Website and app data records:
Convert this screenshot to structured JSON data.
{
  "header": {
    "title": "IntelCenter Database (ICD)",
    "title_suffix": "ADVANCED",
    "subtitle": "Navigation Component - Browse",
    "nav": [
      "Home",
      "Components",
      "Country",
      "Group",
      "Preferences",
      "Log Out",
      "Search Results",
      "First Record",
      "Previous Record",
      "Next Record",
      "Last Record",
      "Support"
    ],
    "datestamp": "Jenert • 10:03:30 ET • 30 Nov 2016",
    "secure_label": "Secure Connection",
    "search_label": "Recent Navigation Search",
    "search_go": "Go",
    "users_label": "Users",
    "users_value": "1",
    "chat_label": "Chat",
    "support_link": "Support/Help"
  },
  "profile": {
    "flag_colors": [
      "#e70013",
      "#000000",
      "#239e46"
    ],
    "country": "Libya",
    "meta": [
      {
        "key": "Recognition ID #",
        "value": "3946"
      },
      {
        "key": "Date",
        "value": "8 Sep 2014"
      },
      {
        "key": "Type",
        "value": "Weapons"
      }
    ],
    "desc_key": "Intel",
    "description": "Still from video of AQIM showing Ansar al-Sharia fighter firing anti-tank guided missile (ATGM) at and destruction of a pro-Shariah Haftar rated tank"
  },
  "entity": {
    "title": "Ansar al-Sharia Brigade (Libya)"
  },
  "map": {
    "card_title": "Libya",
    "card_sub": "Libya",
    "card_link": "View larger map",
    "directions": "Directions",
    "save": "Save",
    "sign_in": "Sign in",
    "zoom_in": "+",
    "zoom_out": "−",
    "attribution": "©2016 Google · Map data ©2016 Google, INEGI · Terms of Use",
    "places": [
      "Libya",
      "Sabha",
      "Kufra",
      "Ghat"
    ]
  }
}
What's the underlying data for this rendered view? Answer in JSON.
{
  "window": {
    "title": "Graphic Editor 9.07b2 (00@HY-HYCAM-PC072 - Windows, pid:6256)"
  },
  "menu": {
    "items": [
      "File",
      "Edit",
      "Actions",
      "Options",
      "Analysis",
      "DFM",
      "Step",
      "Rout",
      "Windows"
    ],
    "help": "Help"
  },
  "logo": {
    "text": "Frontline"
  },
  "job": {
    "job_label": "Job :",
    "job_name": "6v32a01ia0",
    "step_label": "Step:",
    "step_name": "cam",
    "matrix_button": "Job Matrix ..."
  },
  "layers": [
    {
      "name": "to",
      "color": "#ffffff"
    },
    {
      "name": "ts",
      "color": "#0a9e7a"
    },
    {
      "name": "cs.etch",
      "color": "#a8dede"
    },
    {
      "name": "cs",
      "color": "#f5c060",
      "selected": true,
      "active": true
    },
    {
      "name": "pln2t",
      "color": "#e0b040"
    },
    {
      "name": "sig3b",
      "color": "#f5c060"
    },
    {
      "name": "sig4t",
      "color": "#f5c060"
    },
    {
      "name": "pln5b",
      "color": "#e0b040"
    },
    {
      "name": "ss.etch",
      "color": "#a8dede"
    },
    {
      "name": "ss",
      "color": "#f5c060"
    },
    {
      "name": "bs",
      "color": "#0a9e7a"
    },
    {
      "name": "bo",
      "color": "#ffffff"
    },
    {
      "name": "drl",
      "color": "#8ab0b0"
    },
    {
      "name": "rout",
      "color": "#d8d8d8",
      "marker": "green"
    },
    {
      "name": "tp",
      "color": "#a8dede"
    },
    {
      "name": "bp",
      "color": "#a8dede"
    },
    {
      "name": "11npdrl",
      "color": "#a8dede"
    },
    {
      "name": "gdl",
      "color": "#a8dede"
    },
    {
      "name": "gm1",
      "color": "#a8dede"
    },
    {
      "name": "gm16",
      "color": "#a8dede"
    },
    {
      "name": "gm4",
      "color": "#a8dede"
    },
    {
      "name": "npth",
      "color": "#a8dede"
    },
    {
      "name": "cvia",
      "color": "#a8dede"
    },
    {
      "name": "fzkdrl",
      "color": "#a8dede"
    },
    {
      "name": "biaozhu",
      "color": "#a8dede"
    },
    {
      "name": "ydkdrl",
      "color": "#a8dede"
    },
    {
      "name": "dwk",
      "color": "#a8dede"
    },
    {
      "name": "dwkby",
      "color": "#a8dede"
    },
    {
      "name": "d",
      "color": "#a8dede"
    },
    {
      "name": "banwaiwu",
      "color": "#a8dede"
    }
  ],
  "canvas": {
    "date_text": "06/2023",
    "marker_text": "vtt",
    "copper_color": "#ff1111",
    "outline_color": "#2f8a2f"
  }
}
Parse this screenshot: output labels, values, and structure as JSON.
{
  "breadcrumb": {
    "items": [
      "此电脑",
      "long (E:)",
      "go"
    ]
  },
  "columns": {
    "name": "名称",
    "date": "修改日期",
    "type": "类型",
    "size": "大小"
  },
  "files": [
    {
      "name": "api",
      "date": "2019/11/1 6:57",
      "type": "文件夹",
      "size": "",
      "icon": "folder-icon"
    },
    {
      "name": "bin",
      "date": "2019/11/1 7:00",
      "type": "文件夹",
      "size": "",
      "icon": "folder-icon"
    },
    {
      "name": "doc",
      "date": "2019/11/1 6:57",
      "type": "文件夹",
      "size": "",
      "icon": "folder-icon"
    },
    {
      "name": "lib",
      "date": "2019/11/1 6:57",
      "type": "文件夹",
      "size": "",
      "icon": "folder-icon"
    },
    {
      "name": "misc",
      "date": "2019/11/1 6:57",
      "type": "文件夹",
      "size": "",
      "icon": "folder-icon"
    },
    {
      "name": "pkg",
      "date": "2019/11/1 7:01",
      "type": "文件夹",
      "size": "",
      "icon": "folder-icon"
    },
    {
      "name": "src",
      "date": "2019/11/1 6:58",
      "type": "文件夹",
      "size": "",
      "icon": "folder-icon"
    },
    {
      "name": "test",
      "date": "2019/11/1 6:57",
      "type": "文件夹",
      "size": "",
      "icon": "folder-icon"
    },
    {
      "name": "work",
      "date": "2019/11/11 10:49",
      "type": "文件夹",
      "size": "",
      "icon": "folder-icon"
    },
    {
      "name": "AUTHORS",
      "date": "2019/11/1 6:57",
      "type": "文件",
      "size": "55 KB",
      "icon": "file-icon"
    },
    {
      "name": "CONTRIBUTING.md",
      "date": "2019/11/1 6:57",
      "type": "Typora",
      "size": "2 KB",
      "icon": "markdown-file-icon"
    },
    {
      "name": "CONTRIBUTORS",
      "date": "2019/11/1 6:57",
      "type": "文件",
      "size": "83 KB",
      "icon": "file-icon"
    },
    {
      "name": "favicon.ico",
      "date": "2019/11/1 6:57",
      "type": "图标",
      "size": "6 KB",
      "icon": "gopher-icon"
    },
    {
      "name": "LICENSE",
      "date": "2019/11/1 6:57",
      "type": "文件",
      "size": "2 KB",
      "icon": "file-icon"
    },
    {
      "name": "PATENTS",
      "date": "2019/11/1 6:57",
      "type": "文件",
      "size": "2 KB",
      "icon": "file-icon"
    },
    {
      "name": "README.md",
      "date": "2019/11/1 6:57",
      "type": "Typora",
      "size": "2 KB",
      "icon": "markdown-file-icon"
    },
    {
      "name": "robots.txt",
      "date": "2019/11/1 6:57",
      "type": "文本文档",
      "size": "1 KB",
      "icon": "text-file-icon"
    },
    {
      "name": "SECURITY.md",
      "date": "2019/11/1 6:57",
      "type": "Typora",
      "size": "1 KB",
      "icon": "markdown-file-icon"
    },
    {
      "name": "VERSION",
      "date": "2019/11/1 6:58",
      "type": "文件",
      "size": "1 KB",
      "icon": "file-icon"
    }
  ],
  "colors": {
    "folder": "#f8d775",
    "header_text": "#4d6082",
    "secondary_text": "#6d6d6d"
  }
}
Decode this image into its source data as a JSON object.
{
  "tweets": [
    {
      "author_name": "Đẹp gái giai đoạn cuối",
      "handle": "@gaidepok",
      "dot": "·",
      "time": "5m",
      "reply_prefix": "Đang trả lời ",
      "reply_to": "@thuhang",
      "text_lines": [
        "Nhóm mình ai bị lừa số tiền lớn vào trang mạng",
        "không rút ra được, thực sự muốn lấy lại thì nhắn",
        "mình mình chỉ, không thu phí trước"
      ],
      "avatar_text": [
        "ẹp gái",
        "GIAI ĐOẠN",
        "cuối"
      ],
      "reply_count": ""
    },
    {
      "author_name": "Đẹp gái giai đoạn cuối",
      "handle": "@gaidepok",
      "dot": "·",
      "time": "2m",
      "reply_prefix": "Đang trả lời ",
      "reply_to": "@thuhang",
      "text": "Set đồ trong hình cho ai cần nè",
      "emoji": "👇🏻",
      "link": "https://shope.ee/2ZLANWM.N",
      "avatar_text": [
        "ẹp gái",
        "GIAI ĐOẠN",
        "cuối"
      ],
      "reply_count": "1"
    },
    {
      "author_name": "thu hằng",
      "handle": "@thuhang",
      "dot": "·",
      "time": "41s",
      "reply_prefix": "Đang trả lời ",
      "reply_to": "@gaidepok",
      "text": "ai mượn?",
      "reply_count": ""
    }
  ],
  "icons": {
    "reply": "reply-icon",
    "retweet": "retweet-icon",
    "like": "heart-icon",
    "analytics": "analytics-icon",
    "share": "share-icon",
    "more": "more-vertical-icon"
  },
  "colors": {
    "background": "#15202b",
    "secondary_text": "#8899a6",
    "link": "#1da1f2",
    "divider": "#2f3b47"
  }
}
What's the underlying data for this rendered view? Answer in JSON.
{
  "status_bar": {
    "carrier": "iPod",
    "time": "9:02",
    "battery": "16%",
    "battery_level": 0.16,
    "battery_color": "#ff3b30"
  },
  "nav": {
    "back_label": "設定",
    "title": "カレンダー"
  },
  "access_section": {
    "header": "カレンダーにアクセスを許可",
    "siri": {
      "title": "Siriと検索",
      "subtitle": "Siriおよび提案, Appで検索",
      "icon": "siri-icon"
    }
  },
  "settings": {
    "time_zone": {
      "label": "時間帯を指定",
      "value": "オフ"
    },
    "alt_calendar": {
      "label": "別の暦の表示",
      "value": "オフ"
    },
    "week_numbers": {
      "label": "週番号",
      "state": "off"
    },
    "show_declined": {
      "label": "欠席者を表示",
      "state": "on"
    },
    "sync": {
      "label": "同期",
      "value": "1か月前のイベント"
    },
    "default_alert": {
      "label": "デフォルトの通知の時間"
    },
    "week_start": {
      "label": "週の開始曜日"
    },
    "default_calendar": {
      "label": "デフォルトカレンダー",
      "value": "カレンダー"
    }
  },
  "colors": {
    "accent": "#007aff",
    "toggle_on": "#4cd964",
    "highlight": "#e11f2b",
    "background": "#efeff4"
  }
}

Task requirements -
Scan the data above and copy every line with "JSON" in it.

Answer below -
Convert this screenshot to structured JSON data.
What's the underlying data for this rendered view? Answer in JSON.
Parse this screenshot: output labels, values, and structure as JSON.
Decode this image into its source data as a JSON object.
What's the underlying data for this rendered view? Answer in JSON.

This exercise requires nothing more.